| Materials provided |
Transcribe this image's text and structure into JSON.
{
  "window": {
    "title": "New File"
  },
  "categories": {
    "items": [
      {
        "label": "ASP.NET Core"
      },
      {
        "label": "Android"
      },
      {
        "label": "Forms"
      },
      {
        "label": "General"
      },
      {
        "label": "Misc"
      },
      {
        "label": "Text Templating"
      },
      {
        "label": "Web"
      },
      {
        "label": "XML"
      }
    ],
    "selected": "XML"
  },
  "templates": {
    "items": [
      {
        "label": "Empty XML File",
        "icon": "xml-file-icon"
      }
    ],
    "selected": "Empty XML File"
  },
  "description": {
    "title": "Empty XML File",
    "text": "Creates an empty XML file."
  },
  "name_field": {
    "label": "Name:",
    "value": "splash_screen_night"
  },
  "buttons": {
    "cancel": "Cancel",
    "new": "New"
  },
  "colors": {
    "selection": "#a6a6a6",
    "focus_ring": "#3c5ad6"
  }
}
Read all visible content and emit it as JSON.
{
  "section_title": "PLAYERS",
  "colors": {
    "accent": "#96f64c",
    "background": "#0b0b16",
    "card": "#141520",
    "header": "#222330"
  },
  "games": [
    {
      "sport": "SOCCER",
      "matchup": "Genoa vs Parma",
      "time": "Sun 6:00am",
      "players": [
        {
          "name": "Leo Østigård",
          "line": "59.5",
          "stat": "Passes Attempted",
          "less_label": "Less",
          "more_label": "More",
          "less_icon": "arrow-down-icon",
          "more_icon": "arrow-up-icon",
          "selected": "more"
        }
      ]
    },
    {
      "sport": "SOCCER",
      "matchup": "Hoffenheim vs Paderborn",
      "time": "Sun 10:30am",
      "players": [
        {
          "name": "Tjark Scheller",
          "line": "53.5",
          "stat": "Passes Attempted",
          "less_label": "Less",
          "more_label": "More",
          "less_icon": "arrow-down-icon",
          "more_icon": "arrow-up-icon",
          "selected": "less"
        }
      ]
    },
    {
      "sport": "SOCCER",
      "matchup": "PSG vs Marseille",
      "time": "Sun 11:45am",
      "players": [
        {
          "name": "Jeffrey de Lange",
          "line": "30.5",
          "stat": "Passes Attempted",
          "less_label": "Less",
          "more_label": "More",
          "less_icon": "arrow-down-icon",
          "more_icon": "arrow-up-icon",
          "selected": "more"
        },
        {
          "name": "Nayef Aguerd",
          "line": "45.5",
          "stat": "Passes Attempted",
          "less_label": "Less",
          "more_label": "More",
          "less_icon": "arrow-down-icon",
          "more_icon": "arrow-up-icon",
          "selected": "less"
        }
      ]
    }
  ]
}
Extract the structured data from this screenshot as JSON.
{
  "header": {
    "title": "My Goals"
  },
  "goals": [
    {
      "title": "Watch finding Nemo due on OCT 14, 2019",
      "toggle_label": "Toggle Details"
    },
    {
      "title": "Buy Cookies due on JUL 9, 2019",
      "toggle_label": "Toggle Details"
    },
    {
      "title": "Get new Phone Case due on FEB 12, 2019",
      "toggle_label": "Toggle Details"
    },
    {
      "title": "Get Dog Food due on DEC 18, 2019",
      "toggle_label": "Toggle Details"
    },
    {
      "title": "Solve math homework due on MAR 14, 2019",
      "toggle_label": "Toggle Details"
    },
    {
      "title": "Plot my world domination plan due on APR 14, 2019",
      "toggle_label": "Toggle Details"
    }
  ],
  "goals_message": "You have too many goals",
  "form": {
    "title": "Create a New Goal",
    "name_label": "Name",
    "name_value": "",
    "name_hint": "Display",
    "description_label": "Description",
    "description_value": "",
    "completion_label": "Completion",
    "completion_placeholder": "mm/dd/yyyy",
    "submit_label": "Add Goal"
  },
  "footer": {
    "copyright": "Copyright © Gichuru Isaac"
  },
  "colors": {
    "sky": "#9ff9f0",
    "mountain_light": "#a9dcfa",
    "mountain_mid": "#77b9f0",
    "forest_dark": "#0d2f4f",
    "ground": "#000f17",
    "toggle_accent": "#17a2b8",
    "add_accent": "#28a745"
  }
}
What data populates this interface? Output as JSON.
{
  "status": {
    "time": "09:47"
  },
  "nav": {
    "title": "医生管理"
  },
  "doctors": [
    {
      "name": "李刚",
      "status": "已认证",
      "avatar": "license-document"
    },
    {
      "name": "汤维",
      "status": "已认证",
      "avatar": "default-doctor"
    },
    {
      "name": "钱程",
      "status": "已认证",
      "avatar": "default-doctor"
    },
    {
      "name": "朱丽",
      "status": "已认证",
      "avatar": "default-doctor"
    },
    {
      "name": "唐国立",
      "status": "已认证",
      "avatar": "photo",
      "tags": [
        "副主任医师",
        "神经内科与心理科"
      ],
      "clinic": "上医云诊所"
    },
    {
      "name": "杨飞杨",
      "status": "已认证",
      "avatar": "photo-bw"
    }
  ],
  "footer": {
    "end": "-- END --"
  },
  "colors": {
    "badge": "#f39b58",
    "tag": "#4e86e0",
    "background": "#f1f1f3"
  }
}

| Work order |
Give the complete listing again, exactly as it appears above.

| Solution to the exercise |
Transcribe this image's text and structure into JSON.
{
  "window": {
    "title": "New File"
  },
  "categories": {
    "items": [
      {
        "label": "ASP.NET Core"
      },
      {
        "label": "Android"
      },
      {
        "label": "Forms"
      },
      {
        "label": "General"
      },
      {
        "label": "Misc"
      },
      {
        "label": "Text Templating"
      },
      {
        "label": "Web"
      },
      {
        "label": "XML"
      }
    ],
    "selected": "XML"
  },
  "templates": {
    "items": [
      {
        "label": "Empty XML File",
        "icon": "xml-file-icon"
      }
    ],
    "selected": "Empty XML File"
  },
  "description": {
    "title": "Empty XML File",
    "text": "Creates an empty XML file."
  },
  "name_field": {
    "label": "Name:",
    "value": "splash_screen_night"
  },
  "buttons": {
    "cancel": "Cancel",
    "new": "New"
  },
  "colors": {
    "selection": "#a6a6a6",
    "focus_ring": "#3c5ad6"
  }
}
Read all visible content and emit it as JSON.
{
  "section_title": "PLAYERS",
  "colors": {
    "accent": "#96f64c",
    "background": "#0b0b16",
    "card": "#141520",
    "header": "#222330"
  },
  "games": [
    {
      "sport": "SOCCER",
      "matchup": "Genoa vs Parma",
      "time": "Sun 6:00am",
      "players": [
        {
          "name": "Leo Østigård",
          "line": "59.5",
          "stat": "Passes Attempted",
          "less_label": "Less",
          "more_label": "More",
          "less_icon": "arrow-down-icon",
          "more_icon": "arrow-up-icon",
          "selected": "more"
        }
      ]
    },
    {
      "sport": "SOCCER",
      "matchup": "Hoffenheim vs Paderborn",
      "time": "Sun 10:30am",
      "players": [
        {
          "name": "Tjark Scheller",
          "line": "53.5",
          "stat": "Passes Attempted",
          "less_label": "Less",
          "more_label": "More",
          "less_icon": "arrow-down-icon",
          "more_icon": "arrow-up-icon",
          "selected": "less"
        }
      ]
    },
    {
      "sport": "SOCCER",
      "matchup": "PSG vs Marseille",
      "time": "Sun 11:45am",
      "players": [
        {
          "name": "Jeffrey de Lange",
          "line": "30.5",
          "stat": "Passes Attempted",
          "less_label": "Less",
          "more_label": "More",
          "less_icon": "arrow-down-icon",
          "more_icon": "arrow-up-icon",
          "selected": "more"
        },
        {
          "name": "Nayef Aguerd",
          "line": "45.5",
          "stat": "Passes Attempted",
          "less_label": "Less",
          "more_label": "More",
          "less_icon": "arrow-down-icon",
          "more_icon": "arrow-up-icon",
          "selected": "less"
        }
      ]
    }
  ]
}
Extract the structured data from this screenshot as JSON.
{
  "header": {
    "title": "My Goals"
  },
  "goals": [
    {
      "title": "Watch finding Nemo due on OCT 14, 2019",
      "toggle_label": "Toggle Details"
    },
    {
      "title": "Buy Cookies due on JUL 9, 2019",
      "toggle_label": "Toggle Details"
    },
    {
      "title": "Get new Phone Case due on FEB 12, 2019",
      "toggle_label": "Toggle Details"
    },
    {
      "title": "Get Dog Food due on DEC 18, 2019",
      "toggle_label": "Toggle Details"
    },
    {
      "title": "Solve math homework due on MAR 14, 2019",
      "toggle_label": "Toggle Details"
    },
    {
      "title": "Plot my world domination plan due on APR 14, 2019",
      "toggle_label": "Toggle Details"
    }
  ],
  "goals_message": "You have too many goals",
  "form": {
    "title": "Create a New Goal",
    "name_label": "Name",
    "name_value": "",
    "name_hint": "Display",
    "description_label": "Description",
    "description_value": "",
    "completion_label": "Completion",
    "completion_placeholder": "mm/dd/yyyy",
    "submit_label": "Add Goal"
  },
  "footer": {
    "copyright": "Copyright © Gichuru Isaac"
  },
  "colors": {
    "sky": "#9ff9f0",
    "mountain_light": "#a9dcfa",
    "mountain_mid": "#77b9f0",
    "forest_dark": "#0d2f4f",
    "ground": "#000f17",
    "toggle_accent": "#17a2b8",
    "add_accent": "#28a745"
  }
}
What data populates this interface? Output as JSON.
{
  "status": {
    "time": "09:47"
  },
  "nav": {
    "title": "医生管理"
  },
  "doctors": [
    {
      "name": "李刚",
      "status": "已认证",
      "avatar": "license-document"
    },
    {
      "name": "汤维",
      "status": "已认证",
      "avatar": "default-doctor"
    },
    {
      "name": "钱程",
      "status": "已认证",
      "avatar": "default-doctor"
    },
    {
      "name": "朱丽",
      "status": "已认证",
      "avatar": "default-doctor"
    },
    {
      "name": "唐国立",
      "status": "已认证",
      "avatar": "photo",
      "tags": [
        "副主任医师",
        "神经内科与心理科"
      ],
      "clinic": "上医云诊所"
    },
    {
      "name": "杨飞杨",
      "status": "已认证",
      "avatar": "photo-bw"
    }
  ],
  "footer": {
    "end": "-- END --"
  },
  "colors": {
    "badge": "#f39b58",
    "tag": "#4e86e0",
    "background": "#f1f1f3"
  }
}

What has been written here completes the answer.